She explains that “When I have a real encounter at the beach or on a mountain top or under a tree, my thought goes to we have to take better care of this. And so my hope was to take a different approach to talking about our environment and our planet, and that is one of saying, look how beautiful it is. Look how much extraordinary benevolence there is in the world around us, and let’s participate in building that up and taking care of that. Rather than being just another siren and alarm, because there’s a lot of that as well. I just fear that not many people are listening to that call.”
As it developed, she saw it wasn’t really just about the climate. “I thought, in a wild world, Eden becomes a movement, and it helps to stop carbon emissions. Let’s say we avoid a climate disaster and we put a band-aid on it and we save ourselves for a little bit, I’m still left with real concern, because there are so many other elements of the world that I see that distress me.”
She frames her concerns as being about mé féinery. “There’s this disconnect within people at large, within communities, within nations, that we’re not taking care of each other. And that’s the bigger question that Eden morphed into in these last two years. And, sure enough, when the invasion of Ukraine happened, it was this exact topic manifest in such a cruel, vicious, violent, extreme way. And it is that, what is it that allows one human being to wreak destruction on another? That can be what we’re seeing Putin do, and it can also be a kid who’s 10 years old and bullying somebody else. It’s a parallel disconnect.
War and plague
“One is obviously much more extreme. But that’s the thing that I think Eden is addressing. I don’t know if it’s optimistic or not. I suppose inherently it is, because I kind of cling to my optimism, belligerently so, I sometimes say. I am ultimately optimistic. The music itself and the narrative of the concert shows what it is when you sit under the perfumed lindenbaum tree and you feel the perfect spring day, and everything is in harmony, everything is balanced, and everything is fantastic, and you’re so deeply connected and present in that moment. And then you’re ripped away because of war and because of plague and because of desolation and you’re left on your own, and you have these two extremities that we demonstrate through the music, spanning several centuries.”
Like her In War and Peace tour, Eden is a fully produced show rather than a stand-and-deliver concert experience. “I love being a storyteller.
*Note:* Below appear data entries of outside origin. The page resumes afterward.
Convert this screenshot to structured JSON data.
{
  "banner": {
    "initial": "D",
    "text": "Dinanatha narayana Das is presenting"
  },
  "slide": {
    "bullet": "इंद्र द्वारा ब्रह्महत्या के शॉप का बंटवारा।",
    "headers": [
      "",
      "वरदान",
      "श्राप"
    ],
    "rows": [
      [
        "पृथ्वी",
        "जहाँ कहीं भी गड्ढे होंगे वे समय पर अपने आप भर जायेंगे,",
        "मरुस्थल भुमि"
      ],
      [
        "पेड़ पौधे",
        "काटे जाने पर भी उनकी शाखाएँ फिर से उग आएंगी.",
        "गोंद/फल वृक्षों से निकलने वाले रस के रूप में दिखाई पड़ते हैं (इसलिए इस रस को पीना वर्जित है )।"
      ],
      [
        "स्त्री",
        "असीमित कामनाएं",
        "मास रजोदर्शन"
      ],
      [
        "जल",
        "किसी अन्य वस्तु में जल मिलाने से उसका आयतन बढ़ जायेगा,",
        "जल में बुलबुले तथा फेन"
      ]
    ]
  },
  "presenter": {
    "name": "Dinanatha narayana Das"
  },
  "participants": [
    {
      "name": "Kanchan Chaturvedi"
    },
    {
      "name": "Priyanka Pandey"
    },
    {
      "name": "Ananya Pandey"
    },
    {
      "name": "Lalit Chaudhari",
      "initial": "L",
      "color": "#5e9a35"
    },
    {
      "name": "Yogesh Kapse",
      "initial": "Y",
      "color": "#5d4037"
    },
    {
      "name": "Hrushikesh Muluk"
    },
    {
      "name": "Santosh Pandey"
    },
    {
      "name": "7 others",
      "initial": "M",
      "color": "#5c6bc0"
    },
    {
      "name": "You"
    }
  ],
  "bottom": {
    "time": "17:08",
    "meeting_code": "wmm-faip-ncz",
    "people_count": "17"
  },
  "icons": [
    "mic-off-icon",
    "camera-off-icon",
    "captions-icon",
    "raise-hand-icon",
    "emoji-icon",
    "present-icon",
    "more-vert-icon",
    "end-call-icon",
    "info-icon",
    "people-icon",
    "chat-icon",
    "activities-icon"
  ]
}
So, in opera, you just get to disappear completely into the arc of a character from beginning to end. And that’s thrilling. In a concert or recital it’s a bit more like flying without a parachute, because you don’t have the sets, you don’t have the costume, oftentimes you don’t have the lighting, and it’s a bit more work to pull the audience into a completely different atmosphere.
“But I like that challenge. It’s one of the reasons with Eden that we’ve actually created more of a hybrid experience. It’s sort of between an opera and a concert and a recital. It doesn’t fit neatly into a particular category. But I think it really is a great demonstration of the scope of the kind of performing I love to do. Which is quite theatrical, but also really with the emphasis on the music as well.”
And it’s also intended as a challenge. “It’s basically saying when you leave the concert hall, what are you going to contribute to building the world? What seeds are you planting? What are you bringing to the table? Right now, today, under these circumstances? And we see, you know, a very powerful few that are trying to grab more power, no matter the cost of human life and destruction and culture and everything that’s being wreaked, and you see millions of other people coming together and leaving strollers at the border and sending food and sending aid, and joining together. We see the extremity of both, of the connection and care, and total destruction. Eden is there to just point out the possibility of both, and when you leave this concert hall which world are you going to participate in building?”